#1 Thinking about the future: no good mindfulness teacher would tell you to stop thinking about the future. We all need to think about the future. We have life to live, things to do. When it comes to anticipating what's to come, yes, there is some enjoyment there and the point of meditation is not to somehow purge the enjoyment from your experience. However, what Buddhism teaches (and what science has shown) is that life is more enjoyable when we're not lost in thought. If we're constantly thinking about the future, we're foregoing the beauty of life in the present, which is something you talk about later in your article.
#2 Detaching from emotions: how Buddhism suggests we deal with our emotions is not easy to understand. Most of us simply are caught up in them, completely identified with them. We assume that our feelings of anger, shame, happiness, and joy are US. On closer examination, which is made easier with mindfulness, we see that our emotions arise out of conditions. Someone cuts us off in traffic, we get angry. We make a mistake during a presentation, we feel shame. We have a good time with our friends, we feel happy. Mindfulness helps us to see these connections from a bit of a distance. "Detaching" is not the best word to use here; "non-attachment" is better. Once we see how emotions arise from conditions, we see how they are less "us" than we assumed them to be. As a result, we become less "attached" to them--we stop clinging to positive emotions and we stop pushing away negative emotions. We experience emotions more fully by allowing them to arise, endure, and pass away in their own time.
#3 Not caring about the world: another big misconception about mindfulness is that it causes people to stop caring about the world. This couldn't be further from the truth. Buddhism and science suggest that mindfulness increases compassion, which is the desire to act to help. The more compassion we have the more likely we are to help. Meditation trains us to be more compassionate and therefore trains us to want to do something about the suffering we see in the world. Where this can get confusing is that mindfulness helps us to accept the current state of our lives and the world--but to accept it only in the sense that there is nothing we can do to change the events that have led up to this moment. We can't change the past or the circumstances in which we find ourselves, but we can impact what comes next, and meditation/mindfulness will help us see how important our next step is.
#4 Numbness: I think there is a genuine opportunity to experience numbness when first beginning to meditate. The activity itself is so foreign and some of our experiences are so strange that we don't know how to interpret it all. Mindfulness picks away at the framework or foundation upon which we have based our lives and this can be shocking, scary, and intimidating. Plus, at the beginning, we don't really understand the point of meditation or the messages being conveyed by teachers.
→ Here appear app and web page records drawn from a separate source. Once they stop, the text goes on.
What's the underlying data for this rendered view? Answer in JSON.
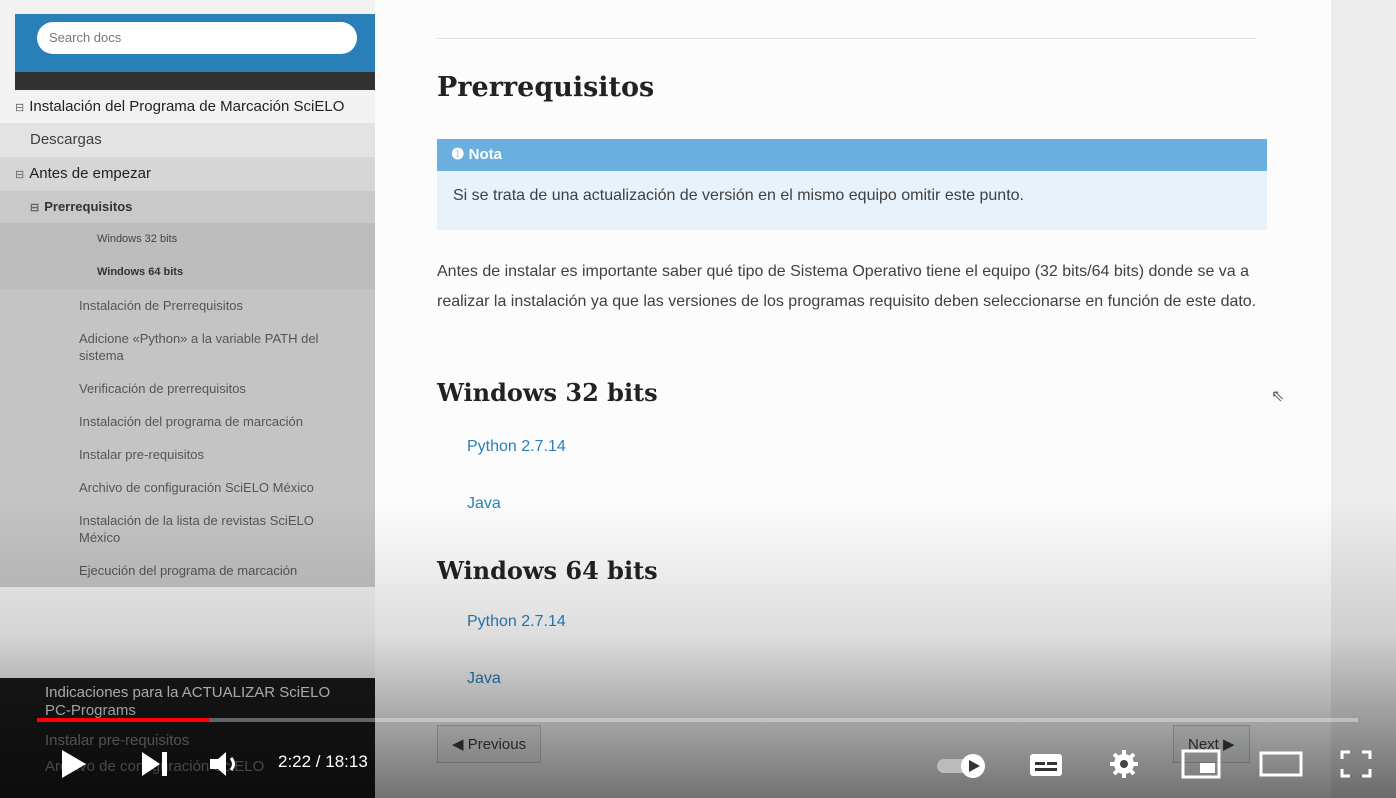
{
  "sidebar": {
    "search_placeholder": "Search docs",
    "items": [
      {
        "label": "Instalación del Programa de Marcación SciELO"
      },
      {
        "label": "Descargas"
      },
      {
        "label": "Antes de empezar"
      },
      {
        "label": "Prerrequisitos"
      },
      {
        "label": "Windows 32 bits"
      },
      {
        "label": "Windows 64 bits"
      },
      {
        "label": "Instalación de Prerrequisitos"
      },
      {
        "label": "Adicione «Python» a la variable PATH del sistema"
      },
      {
        "label": "Verificación de prerrequisitos"
      },
      {
        "label": "Instalación del programa de marcación"
      },
      {
        "label": "Instalar pre-requisitos"
      },
      {
        "label": "Archivo de configuración SciELO México"
      },
      {
        "label": "Instalación de la lista de revistas SciELO México"
      },
      {
        "label": "Ejecución del programa de marcación"
      },
      {
        "label": "Indicaciones para la ACTUALIZAR SciELO PC-Programs"
      },
      {
        "label": "Instalar pre-requisitos"
      },
      {
        "label": "Archivo de configuración SciELO"
      }
    ]
  },
  "content": {
    "title": "Prerrequisitos",
    "note_title": "Nota",
    "note_body": "Si se trata de una actualización de versión en el mismo equipo omitir este punto.",
    "paragraph": "Antes de instalar es importante saber qué tipo de Sistema Operativo tiene el equipo (32 bits/64 bits) donde se va a realizar la instalación ya que las versiones de los programas requisito deben seleccionarse en función de este dato.",
    "section1": {
      "title": "Windows 32 bits",
      "links": [
        "Python 2.7.14",
        "Java"
      ]
    },
    "section2": {
      "title": "Windows 64 bits",
      "links": [
        "Python 2.7.14",
        "Java"
      ]
    },
    "prev_label": "Previous",
    "next_label": "Next"
  },
  "player": {
    "time": "2:22 / 18:13",
    "progress_fraction": 0.13
  }
}
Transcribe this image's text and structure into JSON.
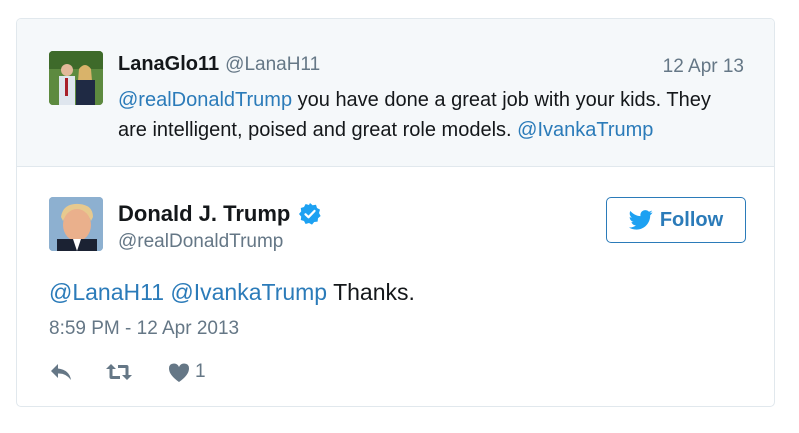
{
  "quoted": {
    "name": "LanaGlo11",
    "handle": "@LanaH11",
    "date": "12 Apr 13",
    "mention_start": "@realDonaldTrump",
    "text_middle": " you have done a great job with your kids. They are intelligent, poised and great role models. ",
    "mention_end": "@IvankaTrump"
  },
  "author": {
    "name": "Donald J. Trump",
    "handle": "@realDonaldTrump",
    "verified_icon": "verified-badge-icon"
  },
  "follow": {
    "label": "Follow",
    "icon": "twitter-bird-icon"
  },
  "tweet": {
    "mention1": "@LanaH11",
    "mention2": "@IvankaTrump",
    "body": " Thanks."
  },
  "timestamp": "8:59 PM - 12 Apr 2013",
  "actions": {
    "reply_icon": "reply-icon",
    "retweet_icon": "retweet-icon",
    "like_icon": "heart-icon",
    "like_count": "1"
  },
  "colors": {
    "link": "#2b7bb9",
    "muted": "#657786",
    "text": "#14171a",
    "quoted_bg": "#f5f8fa",
    "border": "#e1e8ed",
    "verified": "#1da1f2"
  }
}
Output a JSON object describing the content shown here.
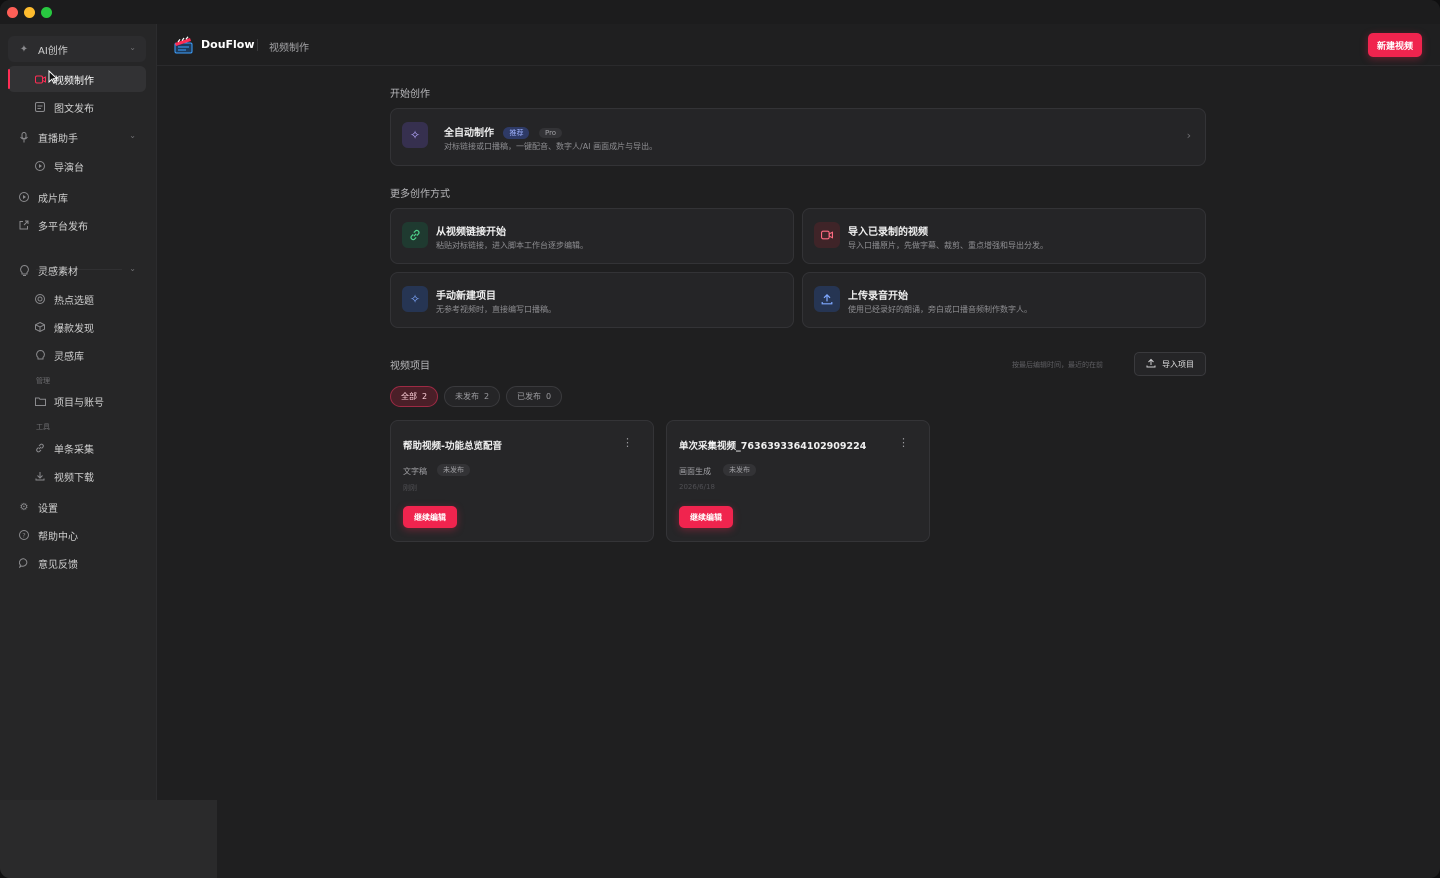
{
  "app": {
    "name": "DouFlow",
    "breadcrumb": "视频制作",
    "new_video_label": "新建视频"
  },
  "sidebar": {
    "groups": [
      {
        "label": "AI创作",
        "icon": "sparkle-icon",
        "expanded": true,
        "items": [
          {
            "label": "视频制作",
            "icon": "video-camera-icon",
            "active": true
          },
          {
            "label": "图文发布",
            "icon": "image-text-icon"
          }
        ]
      },
      {
        "label": "直播助手",
        "icon": "microphone-icon",
        "expanded": true,
        "items": [
          {
            "label": "导演台",
            "icon": "play-circle-icon"
          }
        ]
      }
    ],
    "top_items": [
      {
        "label": "成片库",
        "icon": "play-circle-icon"
      },
      {
        "label": "多平台发布",
        "icon": "share-icon"
      }
    ],
    "inspiration": {
      "label": "灵感素材",
      "icon": "lightbulb-icon",
      "items": [
        {
          "label": "热点选题",
          "icon": "target-icon"
        },
        {
          "label": "爆款发现",
          "icon": "cube-icon"
        },
        {
          "label": "灵感库",
          "icon": "lightbulb-icon"
        }
      ]
    },
    "manage_caption": "管理",
    "manage_items": [
      {
        "label": "项目与账号",
        "icon": "folder-icon"
      }
    ],
    "tools_caption": "工具",
    "tools_items": [
      {
        "label": "单条采集",
        "icon": "link-icon"
      },
      {
        "label": "视频下载",
        "icon": "download-icon"
      }
    ],
    "bottom_items": [
      {
        "label": "设置",
        "icon": "gear-icon"
      },
      {
        "label": "帮助中心",
        "icon": "help-icon"
      },
      {
        "label": "意见反馈",
        "icon": "chat-bubble-icon"
      }
    ]
  },
  "main": {
    "start_title": "开始创作",
    "auto_card": {
      "title": "全自动制作",
      "badge_rec": "推荐",
      "badge_pro": "Pro",
      "desc": "对标链接或口播稿，一键配音、数字人/AI 画面成片与导出。"
    },
    "more_title": "更多创作方式",
    "methods": [
      {
        "title": "从视频链接开始",
        "desc": "粘贴对标链接，进入脚本工作台逐步编辑。",
        "icon": "link-icon"
      },
      {
        "title": "导入已录制的视频",
        "desc": "导入口播原片，先做字幕、裁剪、重点增强和导出分发。",
        "icon": "video-camera-icon"
      },
      {
        "title": "手动新建项目",
        "desc": "无参考视频时，直接编写口播稿。",
        "icon": "sparkle-icon"
      },
      {
        "title": "上传录音开始",
        "desc": "使用已经录好的朗诵，旁白或口播音频制作数字人。",
        "icon": "upload-icon"
      }
    ],
    "projects_title": "视频项目",
    "sort_hint": "按最后编辑时间，最近的在前",
    "import_label": "导入项目",
    "filters": [
      {
        "label": "全部",
        "count": "2",
        "active": true
      },
      {
        "label": "未发布",
        "count": "2"
      },
      {
        "label": "已发布",
        "count": "0"
      }
    ],
    "projects": [
      {
        "title": "帮助视频-功能总览配音",
        "type": "文字稿",
        "status": "未发布",
        "date": "刚刚",
        "edit_label": "继续编辑"
      },
      {
        "title": "单次采集视频_7636393364102909224",
        "type": "画面生成",
        "status": "未发布",
        "date": "2026/6/18",
        "edit_label": "继续编辑"
      }
    ]
  },
  "colors": {
    "accent": "#f0244e",
    "bg": "#1f1f20",
    "sidebar": "#262627"
  }
}
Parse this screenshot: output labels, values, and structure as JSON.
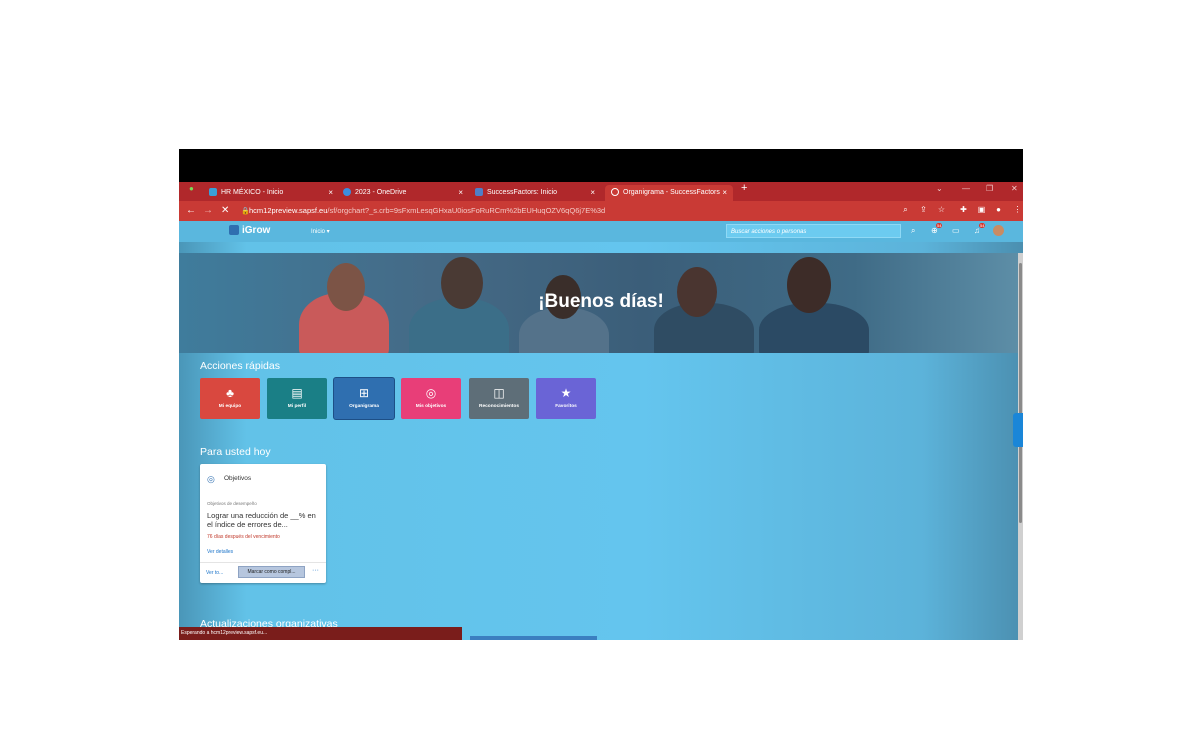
{
  "browser": {
    "tabs": [
      {
        "label": "HR MÉXICO - Inicio",
        "icon": "sap-icon"
      },
      {
        "label": "2023 - OneDrive",
        "icon": "onedrive-icon"
      },
      {
        "label": "SuccessFactors: Inicio",
        "icon": "successfactors-icon"
      },
      {
        "label": "Organigrama - SuccessFactors",
        "icon": "loading-icon"
      }
    ],
    "close_glyph": "×",
    "new_tab_glyph": "+",
    "url_host": "hcm12preview.sapsf.eu",
    "url_rest": "/sf/orgchart?_s.crb=9sFxmLesqGHxaU0iosFoRuRCm%2bEUHuqOZV6qQ6j7E%3d",
    "status_text": "Esperando a hcm12preview.sapsf.eu..."
  },
  "app": {
    "logo": "iGrow",
    "menu": "Inicio ▾",
    "search_placeholder": "Buscar acciones o personas",
    "notif_badge_1": "54",
    "notif_badge_2": "54",
    "greeting": "¡Buenos días!",
    "quick_actions_title": "Acciones rápidas",
    "quick_actions": [
      {
        "label": "Mi equipo",
        "color": "#d9483f",
        "icon": "team-icon"
      },
      {
        "label": "Mi perfil",
        "color": "#1a7f86",
        "icon": "profile-card-icon"
      },
      {
        "label": "Organigrama",
        "color": "#2f6fb0",
        "icon": "org-chart-icon"
      },
      {
        "label": "Mis objetivos",
        "color": "#e83e78",
        "icon": "target-icon"
      },
      {
        "label": "Reconocimientos",
        "color": "#5e6e78",
        "icon": "badge-icon"
      },
      {
        "label": "Favoritos",
        "color": "#6a64d6",
        "icon": "star-icon"
      }
    ],
    "today_title": "Para usted hoy",
    "card": {
      "title": "Objetivos",
      "subtitle": "Objetivos de desempeño",
      "body": "Lograr una reducción de __% en el índice de errores de...",
      "due": "76 días después del vencimiento",
      "details_link": "Ver detalles",
      "view_all": "Ver to...",
      "complete_button": "Marcar como compl...",
      "more": "···"
    },
    "org_updates_title": "Actualizaciones organizativas"
  }
}
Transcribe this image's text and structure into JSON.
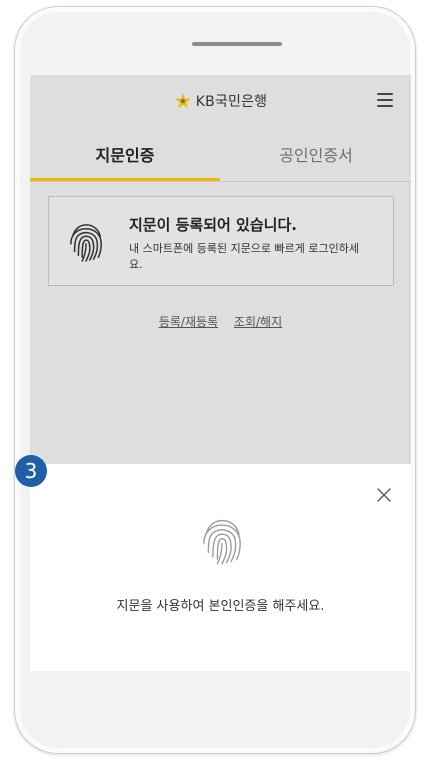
{
  "app": {
    "bank_name": "KB국민은행",
    "logo_icon": "kb-star-logo-icon",
    "menu_icon": "hamburger-menu-icon"
  },
  "tabs": [
    {
      "label": "지문인증",
      "active": true
    },
    {
      "label": "공인인증서",
      "active": false
    }
  ],
  "card": {
    "icon": "fingerprint-icon",
    "title": "지문이 등록되어 있습니다.",
    "description": "내 스마트폰에 등록된 지문으로 빠르게 로그인하세요."
  },
  "links": {
    "register": "등록/재등록",
    "manage": "조회/해지"
  },
  "sheet": {
    "close_icon": "close-icon",
    "fingerprint_icon": "fingerprint-icon",
    "message": "지문을 사용하여 본인인증을 해주세요."
  },
  "step_badge": "3",
  "colors": {
    "accent": "#f2b705",
    "badge": "#1f5fa8"
  }
}
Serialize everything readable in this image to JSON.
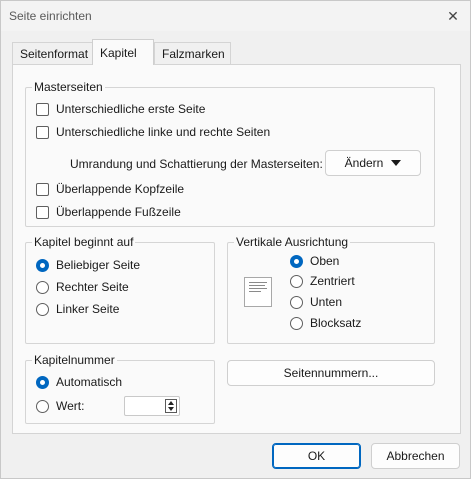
{
  "window": {
    "title": "Seite einrichten",
    "close_glyph": "✕"
  },
  "tabs": [
    {
      "label": "Seitenformat",
      "active": false
    },
    {
      "label": "Kapitel",
      "active": true
    },
    {
      "label": "Falzmarken",
      "active": false
    }
  ],
  "masterseiten": {
    "legend": "Masterseiten",
    "options": [
      {
        "label": "Unterschiedliche erste Seite",
        "checked": false
      },
      {
        "label": "Unterschiedliche linke und rechte Seiten",
        "checked": false
      },
      {
        "label": "Überlappende Kopfzeile",
        "checked": false
      },
      {
        "label": "Überlappende Fußzeile",
        "checked": false
      }
    ],
    "border_label": "Umrandung und Schattierung der Masterseiten:",
    "change_button": "Ändern"
  },
  "kapitel_beginnt": {
    "legend": "Kapitel beginnt auf",
    "options": [
      {
        "label": "Beliebiger Seite",
        "checked": true
      },
      {
        "label": "Rechter Seite",
        "checked": false
      },
      {
        "label": "Linker Seite",
        "checked": false
      }
    ]
  },
  "vertikale_ausrichtung": {
    "legend": "Vertikale Ausrichtung",
    "options": [
      {
        "label": "Oben",
        "checked": true
      },
      {
        "label": "Zentriert",
        "checked": false
      },
      {
        "label": "Unten",
        "checked": false
      },
      {
        "label": "Blocksatz",
        "checked": false
      }
    ]
  },
  "kapitelnummer": {
    "legend": "Kapitelnummer",
    "options": [
      {
        "label": "Automatisch",
        "checked": true
      },
      {
        "label": "Wert:",
        "checked": false
      }
    ],
    "value": ""
  },
  "seitennummern_button": "Seitennummern...",
  "footer": {
    "ok": "OK",
    "cancel": "Abbrechen"
  },
  "colors": {
    "accent": "#0067c0",
    "panel": "#fafafa",
    "background": "#f0f0f0"
  }
}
We try to build the concepts we hear onto the old foundation even while mindfulness is tearing it down. Sadly, I'm not sure there is any other way. All I would suggest is to have faith and trust in the process. For most people, there will be a point at which things begin to make more sense and be less scary. Then, you will begin to feel your emotions with more intensity, not less.
I hope you continue to pursue your curiosity in this matter, Mehboob.